In a city that has been in existence over 100 years, you will be able to find something for which you’re passionate and cultivate that passion with the help of Ricardo the Realtor. Ricardo and his team are experts in the Long Beach housing market and are always ready to show you the home of your dreams. Whether you are looking for a new home or to take part of history by living in a historical home, Long Beach is definitely the place for you.
|Belmont Heights||Period of architectual significance 1905-1939||Craftsman Bungalow, Mission Revival, Spanish Colonial Revival, Tudor Revival, & Neo-Traditional||Newport Ave., Roswell Ave.,4th St.
|Bluff Park||1903-1949||mostly Craftsman Bungalows and Period Revival styles||Junipero Ave., Loma Ave., Ocean Blvd.
|California Heights||late 1920s-early 1940s||Craftsman Bungalow, Tudor Revival,
|Wardlow Rd., Bixby Rd., Lime Ave.
|early 1900’s||Victorian, Craftsman Bungalows, Mission, Prairie, Italian Renaissance and Spanish Colonial Revival styles||Loma Vista Dr., Park Court, 4th St.
Magnolia Ave., Nylic Court – Magnolia to 7th St.
|Hellman Street Craftsman||Not Available||Craftsman Bungalow, Spanish Colonial Revival and Victorian stles||North of 9th St., Btwn Orange & Walnut Ave., Hellman St. (fr. Orange to Walnut), Both sides of Orange Ave. fr. 730-937, W. of Walnut Ave., Btwn Hellman & 9th, Fr. 733-915 Hoffman Ave. (804-918)|
|Lowena Drive||1919-1926||Chateauesque styles||∙230, 260, 280 Junipero Ave.
∙2202, 2220, 2230 Lowena Drive.
|Rose Park||1910-1922||Craftsman Bungalows, Spanish Colonial Revival, Neo-Traditional styles||East of St. Louis , Alley north of 7th St.
Coronado and 10th St.
|Sunrise Boulevard||1908-1924||Predominantly Craftsman Bungalows||2515-2596 Lime, 2444-2588 Olive
638-836 Sunrise, 701-745 Vernon St.
804 E. Willow
|This neighborhood was a ranch, then a milk sanitarium and is adjacent to the Pacific Electric Railway line|
|Wrigley Area||1928-1934||Spanish Colonial Revival styles||2008-2191 Eucalyptus Ave.
439 W. 20th St., 417 W. 21st St.
|The developer of the two-block neighborhood, William S. Wrigley, Jr., is also the chewing gum magnate.|
|Bluff Heights||1910-1923||Craftsman Bungalows||∙East of Junipero Ave.
(not incldng Carroll Park or Lowena Dr.)
∙West of Redondo Ave.
S. of 4th St., N. of Broadway
|Brenner Place||1923||Spanish Colonial Revival styles||One block district located East of Alamitos Ave., Btwn 7th St. & Hellman St.||10 small identical single-story structures on both sides of a narrow private street, culminating in two two-story structures adjacent to the alley.|

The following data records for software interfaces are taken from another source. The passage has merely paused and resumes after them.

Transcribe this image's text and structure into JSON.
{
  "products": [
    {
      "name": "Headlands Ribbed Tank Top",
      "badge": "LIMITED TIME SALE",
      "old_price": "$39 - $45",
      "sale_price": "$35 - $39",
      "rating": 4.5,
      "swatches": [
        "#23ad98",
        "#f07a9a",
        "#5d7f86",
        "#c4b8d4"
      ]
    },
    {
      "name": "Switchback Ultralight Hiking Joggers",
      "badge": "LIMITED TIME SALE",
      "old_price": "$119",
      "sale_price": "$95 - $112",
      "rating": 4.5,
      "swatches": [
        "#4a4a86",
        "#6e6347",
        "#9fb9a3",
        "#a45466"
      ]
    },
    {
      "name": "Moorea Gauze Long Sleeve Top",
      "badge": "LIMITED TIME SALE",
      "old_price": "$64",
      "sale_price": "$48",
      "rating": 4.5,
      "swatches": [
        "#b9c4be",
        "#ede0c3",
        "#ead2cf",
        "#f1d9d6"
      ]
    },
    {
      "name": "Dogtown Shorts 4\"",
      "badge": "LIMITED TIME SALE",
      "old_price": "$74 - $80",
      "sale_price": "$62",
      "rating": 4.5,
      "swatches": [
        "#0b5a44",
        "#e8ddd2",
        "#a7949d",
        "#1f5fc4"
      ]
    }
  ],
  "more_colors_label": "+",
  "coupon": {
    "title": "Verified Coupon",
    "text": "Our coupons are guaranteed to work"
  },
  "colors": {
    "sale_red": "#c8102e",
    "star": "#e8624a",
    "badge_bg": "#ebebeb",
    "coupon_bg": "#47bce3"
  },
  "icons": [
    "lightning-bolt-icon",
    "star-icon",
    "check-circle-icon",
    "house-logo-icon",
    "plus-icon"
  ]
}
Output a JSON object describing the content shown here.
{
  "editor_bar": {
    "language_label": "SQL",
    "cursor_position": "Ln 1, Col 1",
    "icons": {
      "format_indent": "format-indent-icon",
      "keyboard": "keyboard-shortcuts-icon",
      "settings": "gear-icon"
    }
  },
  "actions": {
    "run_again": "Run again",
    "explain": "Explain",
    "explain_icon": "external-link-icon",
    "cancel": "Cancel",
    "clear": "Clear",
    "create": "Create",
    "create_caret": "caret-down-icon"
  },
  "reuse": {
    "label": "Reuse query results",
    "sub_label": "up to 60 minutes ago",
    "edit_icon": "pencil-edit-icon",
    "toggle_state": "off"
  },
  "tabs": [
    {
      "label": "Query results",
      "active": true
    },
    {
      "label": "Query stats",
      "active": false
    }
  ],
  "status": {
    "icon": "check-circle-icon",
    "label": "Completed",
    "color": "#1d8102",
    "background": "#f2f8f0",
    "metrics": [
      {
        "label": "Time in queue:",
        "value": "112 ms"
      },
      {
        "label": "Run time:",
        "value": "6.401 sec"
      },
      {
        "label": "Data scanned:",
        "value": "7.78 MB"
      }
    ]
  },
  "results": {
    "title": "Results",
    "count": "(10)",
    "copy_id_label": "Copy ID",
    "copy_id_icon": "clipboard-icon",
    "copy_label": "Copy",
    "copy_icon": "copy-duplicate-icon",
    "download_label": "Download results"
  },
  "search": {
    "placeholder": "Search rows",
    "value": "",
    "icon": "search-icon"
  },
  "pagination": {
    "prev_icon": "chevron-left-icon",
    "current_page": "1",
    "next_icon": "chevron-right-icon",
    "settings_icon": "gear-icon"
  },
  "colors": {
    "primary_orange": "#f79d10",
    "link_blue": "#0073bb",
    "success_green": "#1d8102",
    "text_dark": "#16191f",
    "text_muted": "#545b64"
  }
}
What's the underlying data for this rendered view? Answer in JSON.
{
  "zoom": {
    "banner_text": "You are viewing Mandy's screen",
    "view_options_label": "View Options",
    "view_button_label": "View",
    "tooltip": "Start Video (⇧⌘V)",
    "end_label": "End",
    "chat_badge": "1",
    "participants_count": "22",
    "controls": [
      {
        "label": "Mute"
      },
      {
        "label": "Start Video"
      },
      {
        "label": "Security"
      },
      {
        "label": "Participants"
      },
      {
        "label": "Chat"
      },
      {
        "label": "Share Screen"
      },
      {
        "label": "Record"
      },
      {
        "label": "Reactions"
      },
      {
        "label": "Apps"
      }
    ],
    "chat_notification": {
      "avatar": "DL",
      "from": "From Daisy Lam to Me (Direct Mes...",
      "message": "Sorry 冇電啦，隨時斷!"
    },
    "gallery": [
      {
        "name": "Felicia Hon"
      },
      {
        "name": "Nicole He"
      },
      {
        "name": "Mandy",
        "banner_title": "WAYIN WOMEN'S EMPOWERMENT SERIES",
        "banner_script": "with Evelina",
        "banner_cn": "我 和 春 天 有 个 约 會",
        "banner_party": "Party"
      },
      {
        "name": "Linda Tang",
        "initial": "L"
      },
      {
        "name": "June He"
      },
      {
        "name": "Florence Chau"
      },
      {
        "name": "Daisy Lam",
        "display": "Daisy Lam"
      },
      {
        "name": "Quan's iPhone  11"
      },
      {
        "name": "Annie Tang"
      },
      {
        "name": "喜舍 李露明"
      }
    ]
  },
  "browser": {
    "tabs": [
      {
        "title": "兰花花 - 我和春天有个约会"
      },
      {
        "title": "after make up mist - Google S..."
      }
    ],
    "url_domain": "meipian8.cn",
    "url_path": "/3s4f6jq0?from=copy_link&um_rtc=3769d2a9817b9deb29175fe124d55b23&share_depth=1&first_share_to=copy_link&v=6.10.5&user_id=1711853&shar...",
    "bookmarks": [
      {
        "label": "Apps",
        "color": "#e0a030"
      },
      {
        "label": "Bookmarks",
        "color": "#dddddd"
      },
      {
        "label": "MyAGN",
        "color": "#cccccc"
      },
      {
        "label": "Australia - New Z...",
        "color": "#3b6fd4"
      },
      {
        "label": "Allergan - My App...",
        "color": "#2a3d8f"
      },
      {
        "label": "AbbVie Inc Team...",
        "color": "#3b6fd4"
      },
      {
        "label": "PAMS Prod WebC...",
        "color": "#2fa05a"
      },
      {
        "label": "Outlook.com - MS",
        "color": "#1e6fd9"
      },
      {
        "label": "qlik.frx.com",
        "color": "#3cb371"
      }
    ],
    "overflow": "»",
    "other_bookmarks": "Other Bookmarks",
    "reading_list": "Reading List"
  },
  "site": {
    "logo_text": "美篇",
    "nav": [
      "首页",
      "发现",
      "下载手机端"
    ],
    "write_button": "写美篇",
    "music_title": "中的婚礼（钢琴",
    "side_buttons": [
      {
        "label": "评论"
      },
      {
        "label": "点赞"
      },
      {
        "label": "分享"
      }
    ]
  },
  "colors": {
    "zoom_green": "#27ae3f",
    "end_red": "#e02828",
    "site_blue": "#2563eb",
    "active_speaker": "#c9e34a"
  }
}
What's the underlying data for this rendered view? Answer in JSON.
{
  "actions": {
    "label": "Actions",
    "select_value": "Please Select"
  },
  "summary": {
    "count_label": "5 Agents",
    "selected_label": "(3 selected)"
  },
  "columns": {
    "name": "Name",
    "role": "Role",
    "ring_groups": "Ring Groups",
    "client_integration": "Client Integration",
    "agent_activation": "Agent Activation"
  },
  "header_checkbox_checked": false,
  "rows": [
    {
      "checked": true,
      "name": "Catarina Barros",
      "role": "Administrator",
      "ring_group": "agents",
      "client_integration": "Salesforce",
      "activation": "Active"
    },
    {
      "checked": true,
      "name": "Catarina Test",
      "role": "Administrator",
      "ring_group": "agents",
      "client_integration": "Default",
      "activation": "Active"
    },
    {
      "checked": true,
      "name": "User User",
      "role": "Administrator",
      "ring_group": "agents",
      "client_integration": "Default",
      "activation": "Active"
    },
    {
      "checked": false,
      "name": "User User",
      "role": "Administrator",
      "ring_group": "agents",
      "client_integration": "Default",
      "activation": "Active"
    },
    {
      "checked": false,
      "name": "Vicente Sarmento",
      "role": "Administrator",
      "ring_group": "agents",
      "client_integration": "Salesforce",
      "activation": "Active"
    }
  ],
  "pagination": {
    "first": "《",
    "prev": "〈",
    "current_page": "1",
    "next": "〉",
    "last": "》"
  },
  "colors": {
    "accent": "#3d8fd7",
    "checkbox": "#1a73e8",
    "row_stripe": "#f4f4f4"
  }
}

|Carroll Park||1898-1923||Craftsman Bungalows and several old barns||Carroll Park E., W., & N.
Junipero Ave., 3rd St.
|Eliot Lane||1923||Mission Revival and Craftsman Bungalows||∙Between 3rd and Colorado
∙St. Joseph and Argonne in Belmont Heights
|Linden Avenue||early 1900s||Greek Revival, Craftsman, Victorian/ Craftsman blend, Am. Foursquare, & Mediterranean multi-family structure||∙Alley north of Anaheim to 14th St.
∙1324-1357 Linden Ave.
|Minerva Park Place||1925||Spanish Colonial Revival styles||∙1045-1085 Minerva Park Place
∙1724 and 1746 E. 11th St
|Rose Park South||Craftsman Bungalow||N. of 4th St., S. of 7th St., Cherry & Coronado/Obispo, Only residential homes facing the aves.|
|Wilton Street||1924||Spanish Colonial Revival and Mission Revival styles||∙3800 – 3926 Wilton St.
∙Btwn Termino & Grand Ave.
∙1634 Grand & 1637 Termino Ave.